The following came in an email from a volunteer, Tamara Jorstad, who does lookups on the Nevada Evening Journal.  Thank you to Tamara and all the volunteers.

1853 -- Nevada Evening Journal Centennial Edition -- 1953

Nevada, Iowa, June 13, 1953

Vol. 59, No. 64, Section Page 16

Published June 13, 1953 *copyright protected *



100-Year-Old Court Docket Reveals First Murder Trial



Some of the very first pages of Story county history are unfolded in an old leather bound volume labeled “The First Justice Docket in Story County” the first entry in which is dated June 23, 1853.



This volume, which will be 100 years old this month, came near being burned in a pile of rubbish when the late John V. Waldron of Nevada found it in 1906. This early day record of proceedings in justice court was first presented to the Story County Historical Collection by Mrs. Waldron, October 1912, and since that time has been treasured, with other early day records, in the Story County Auditor’s office.

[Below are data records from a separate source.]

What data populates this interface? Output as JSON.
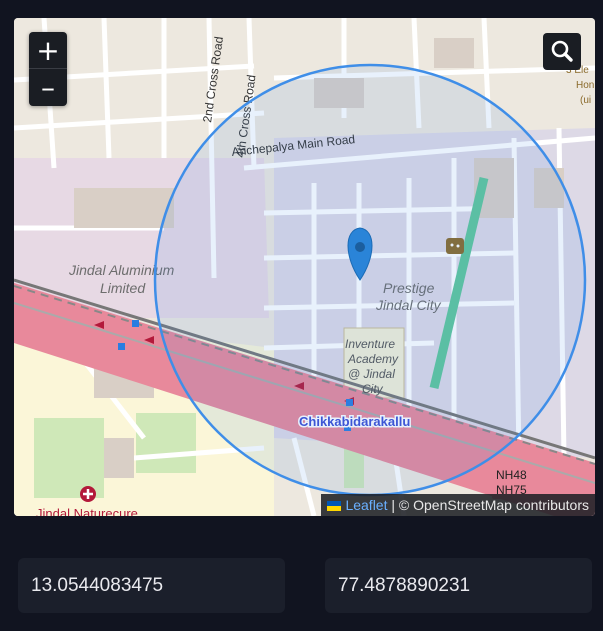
{
  "map": {
    "zoom_in_label": "+",
    "zoom_out_label": "–",
    "search_icon": "search-icon",
    "labels": {
      "road_2nd_cross": "2nd Cross Road",
      "road_4th_cross": "4th Cross Road",
      "road_anchepalya": "Anchepalya Main Road",
      "place_jindal_aluminium_1": "Jindal Aluminium",
      "place_jindal_aluminium_2": "Limited",
      "place_prestige_1": "Prestige",
      "place_prestige_2": "Jindal City",
      "place_inventure_1": "Inventure",
      "place_inventure_2": "Academy",
      "place_inventure_3": "@ Jindal",
      "place_inventure_4": "City",
      "station": "Chikkabidarakallu",
      "hospital": "Jindal Naturecure",
      "hwy_1": "NH48",
      "hwy_2": "NH75",
      "edge_1": "3 Ele",
      "edge_2": "Hon",
      "edge_3": "(ui"
    },
    "colors": {
      "circle": "#3f8ee8",
      "marker": "#2a84d8",
      "highway": "#e8899b",
      "station_text": "#3d4fd3"
    },
    "attribution": {
      "leaflet": "Leaflet",
      "separator": " | © ",
      "osm": "OpenStreetMap contributors"
    }
  },
  "coordinates": {
    "latitude": "13.0544083475",
    "longitude": "77.4878890231"
  }
}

Page 1 of the Docket records the case of the “State of Iowa vs Barnabus Lowell, Charged with the Crime of Murder.” The warrant for the arrest of Lowell was issued by Eli Deal, coroner, to “Any Constable in the State of Iowa,” following a coroner’s inquest “held upon the body of Ann Lowell and information upon oath being laid before me by Aldophus Prouty, Nathan Webb and Jeremiah Cory. You are therefore commanded to arrest Barnabas Lowell and bring him before any Justice of the Peace in this county. Dated at McDaniels this 23rd day of June, A.D. 1853.”



Justice moved pretty fast in the early days for the next entry of June 26 shows that the defendant was before Joseph P. Robinson, Justice of the Peace, entered a plea of not guilty, and demanded a jury trial.



The jury of six men after deliberation brought in a verdict of first degree murder, and Story county being without a county jail, Lowell was ordered committed to the sheriff of Polk county for safe keeping “until the first day of the district court next to be holden in Story county.”



It must be remembered that while Story county was organized in April, 1853 by the election of county officers under act of the General Assembly of January, 1853, and while the county seat had been established on June 27, 1853, there had not yet been a term of district court.



Was a Pirate



The preliminary hearing on Barnabas Lowell had been held at the home of a Mr. Heald and it was said that Lowell lay on the bed and threatened those who testified against him. He was reputed to have been a pirate in his earlier years and that he carried a sheath knife on his leg.



The district judge at that time was Wm. McKay of Des Moines who convened a special term of court to attend to the Lowell case and court was held in the home of Judge Evans on the west edge of Milford township near Bloomington.



Because Squire Robinson was foreman of the Grand Jury and had been Justice of Peace in the preliminary hearing Lowell asked for, and was granted, a change of venue to Polk county where he was tried, convicted, and sent to the penitentiary for life, dying three and a half years later.



It is interesting that at the conclusion of the first district court case in Story county, the Court ordered the clerk to use the eagle side of the U. S. dollar as the official seal of the court.
Read More

© 2011 Queen Shake-n-Bake's Kingdom, AllRightsReserved.

Designed by ScreenWritersArena